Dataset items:

▬▬▬

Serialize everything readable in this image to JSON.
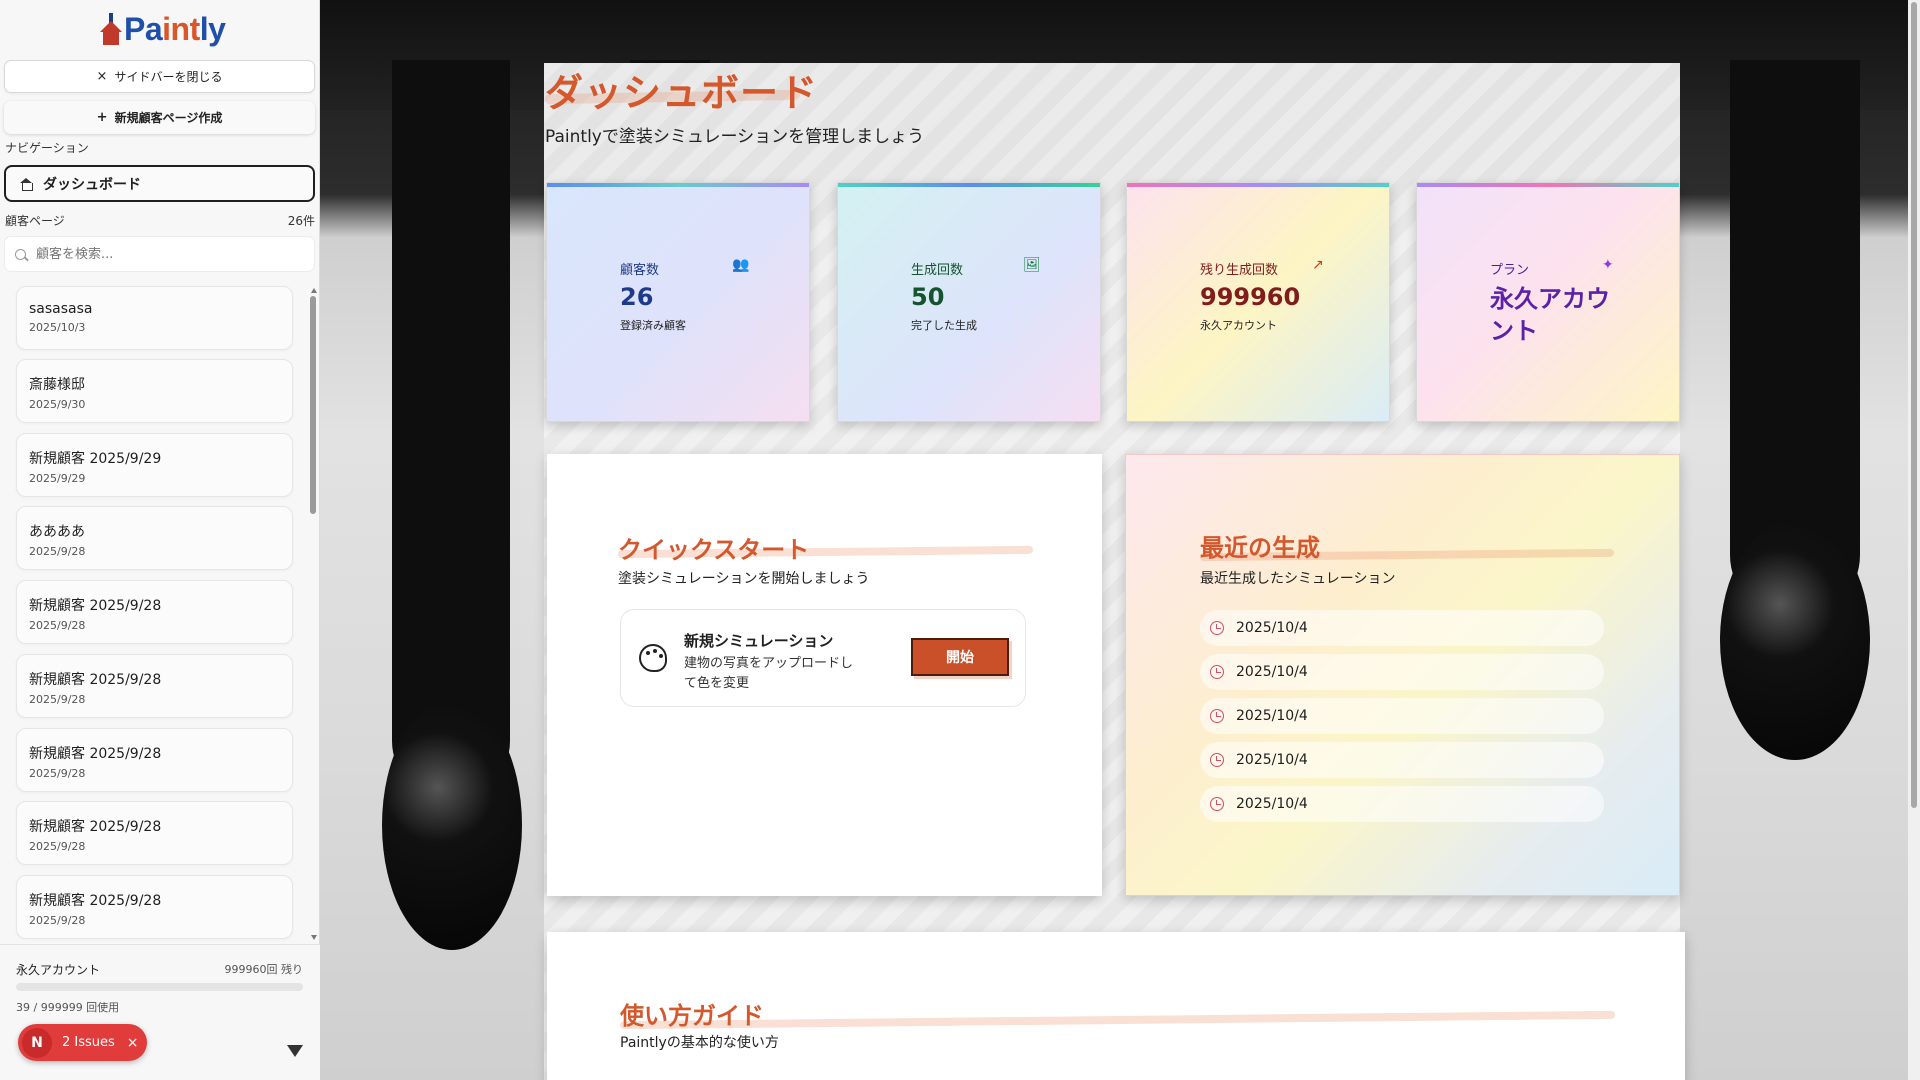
{
  "app": {
    "logo_text_pre": "Pa",
    "logo_text_accent": "int",
    "logo_text_post": "ly"
  },
  "sidebar": {
    "close_label": "サイドバーを閉じる",
    "close_glyph": "×",
    "new_label": "新規顧客ページ作成",
    "new_glyph": "+",
    "nav_label": "ナビゲーション",
    "dashboard_label": "ダッシュボード",
    "customers_label": "顧客ページ",
    "customers_count": "26件",
    "search_placeholder": "顧客を検索...",
    "customers": [
      {
        "name": "sasasasa",
        "date": "2025/10/3"
      },
      {
        "name": "斎藤様邸",
        "date": "2025/9/30"
      },
      {
        "name": "新規顧客 2025/9/29",
        "date": "2025/9/29"
      },
      {
        "name": "ああああ",
        "date": "2025/9/28"
      },
      {
        "name": "新規顧客 2025/9/28",
        "date": "2025/9/28"
      },
      {
        "name": "新規顧客 2025/9/28",
        "date": "2025/9/28"
      },
      {
        "name": "新規顧客 2025/9/28",
        "date": "2025/9/28"
      },
      {
        "name": "新規顧客 2025/9/28",
        "date": "2025/9/28"
      },
      {
        "name": "新規顧客 2025/9/28",
        "date": "2025/9/28"
      }
    ],
    "plan_name": "永久アカウント",
    "plan_remaining": "999960回 残り",
    "usage_text": "39 / 999999 回使用",
    "usage_fraction": 4e-05,
    "issues_badge": "N",
    "issues_label": "2 Issues",
    "issues_close": "×"
  },
  "dashboard": {
    "title": "ダッシュボード",
    "subtitle": "Paintlyで塗装シミュレーションを管理しましょう",
    "stats": [
      {
        "label": "顧客数",
        "value": "26",
        "sub": "登録済み顧客",
        "icon": "users-icon",
        "color": "#1e3a8a",
        "glyph": "👥"
      },
      {
        "label": "生成回数",
        "value": "50",
        "sub": "完了した生成",
        "icon": "image-icon",
        "color": "#14532d",
        "glyph": "🖼"
      },
      {
        "label": "残り生成回数",
        "value": "999960",
        "sub": "永久アカウント",
        "icon": "trending-up-icon",
        "color": "#7f1d1d",
        "glyph": "↗"
      },
      {
        "label": "プラン",
        "value": "永久アカウント",
        "icon": "sparkles-icon",
        "color": "#5b21a8",
        "glyph": "✦"
      }
    ],
    "quick_start": {
      "title": "クイックスタート",
      "subtitle": "塗装シミュレーションを開始しましょう",
      "sim_title": "新規シミュレーション",
      "sim_desc": "建物の写真をアップロードして色を変更",
      "start_label": "開始"
    },
    "recent": {
      "title": "最近の生成",
      "subtitle": "最近生成したシミュレーション",
      "items": [
        "2025/10/4",
        "2025/10/4",
        "2025/10/4",
        "2025/10/4",
        "2025/10/4"
      ]
    },
    "guide": {
      "title": "使い方ガイド",
      "subtitle": "Paintlyの基本的な使い方"
    }
  }
}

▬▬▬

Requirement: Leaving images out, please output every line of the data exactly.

Response for this exercise:
Serialize everything readable in this image to JSON.
{
  "app": {
    "logo_text_pre": "Pa",
    "logo_text_accent": "int",
    "logo_text_post": "ly"
  },
  "sidebar": {
    "close_label": "サイドバーを閉じる",
    "close_glyph": "×",
    "new_label": "新規顧客ページ作成",
    "new_glyph": "+",
    "nav_label": "ナビゲーション",
    "dashboard_label": "ダッシュボード",
    "customers_label": "顧客ページ",
    "customers_count": "26件",
    "search_placeholder": "顧客を検索...",
    "customers": [
      {
        "name": "sasasasa",
        "date": "2025/10/3"
      },
      {
        "name": "斎藤様邸",
        "date": "2025/9/30"
      },
      {
        "name": "新規顧客 2025/9/29",
        "date": "2025/9/29"
      },
      {
        "name": "ああああ",
        "date": "2025/9/28"
      },
      {
        "name": "新規顧客 2025/9/28",
        "date": "2025/9/28"
      },
      {
        "name": "新規顧客 2025/9/28",
        "date": "2025/9/28"
      },
      {
        "name": "新規顧客 2025/9/28",
        "date": "2025/9/28"
      },
      {
        "name": "新規顧客 2025/9/28",
        "date": "2025/9/28"
      },
      {
        "name": "新規顧客 2025/9/28",
        "date": "2025/9/28"
      }
    ],
    "plan_name": "永久アカウント",
    "plan_remaining": "999960回 残り",
    "usage_text": "39 / 999999 回使用",
    "usage_fraction": 4e-05,
    "issues_badge": "N",
    "issues_label": "2 Issues",
    "issues_close": "×"
  },
  "dashboard": {
    "title": "ダッシュボード",
    "subtitle": "Paintlyで塗装シミュレーションを管理しましょう",
    "stats": [
      {
        "label": "顧客数",
        "value": "26",
        "sub": "登録済み顧客",
        "icon": "users-icon",
        "color": "#1e3a8a",
        "glyph": "👥"
      },
      {
        "label": "生成回数",
        "value": "50",
        "sub": "完了した生成",
        "icon": "image-icon",
        "color": "#14532d",
        "glyph": "🖼"
      },
      {
        "label": "残り生成回数",
        "value": "999960",
        "sub": "永久アカウント",
        "icon": "trending-up-icon",
        "color": "#7f1d1d",
        "glyph": "↗"
      },
      {
        "label": "プラン",
        "value": "永久アカウント",
        "icon": "sparkles-icon",
        "color": "#5b21a8",
        "glyph": "✦"
      }
    ],
    "quick_start": {
      "title": "クイックスタート",
      "subtitle": "塗装シミュレーションを開始しましょう",
      "sim_title": "新規シミュレーション",
      "sim_desc": "建物の写真をアップロードして色を変更",
      "start_label": "開始"
    },
    "recent": {
      "title": "最近の生成",
      "subtitle": "最近生成したシミュレーション",
      "items": [
        "2025/10/4",
        "2025/10/4",
        "2025/10/4",
        "2025/10/4",
        "2025/10/4"
      ]
    },
    "guide": {
      "title": "使い方ガイド",
      "subtitle": "Paintlyの基本的な使い方"
    }
  }
}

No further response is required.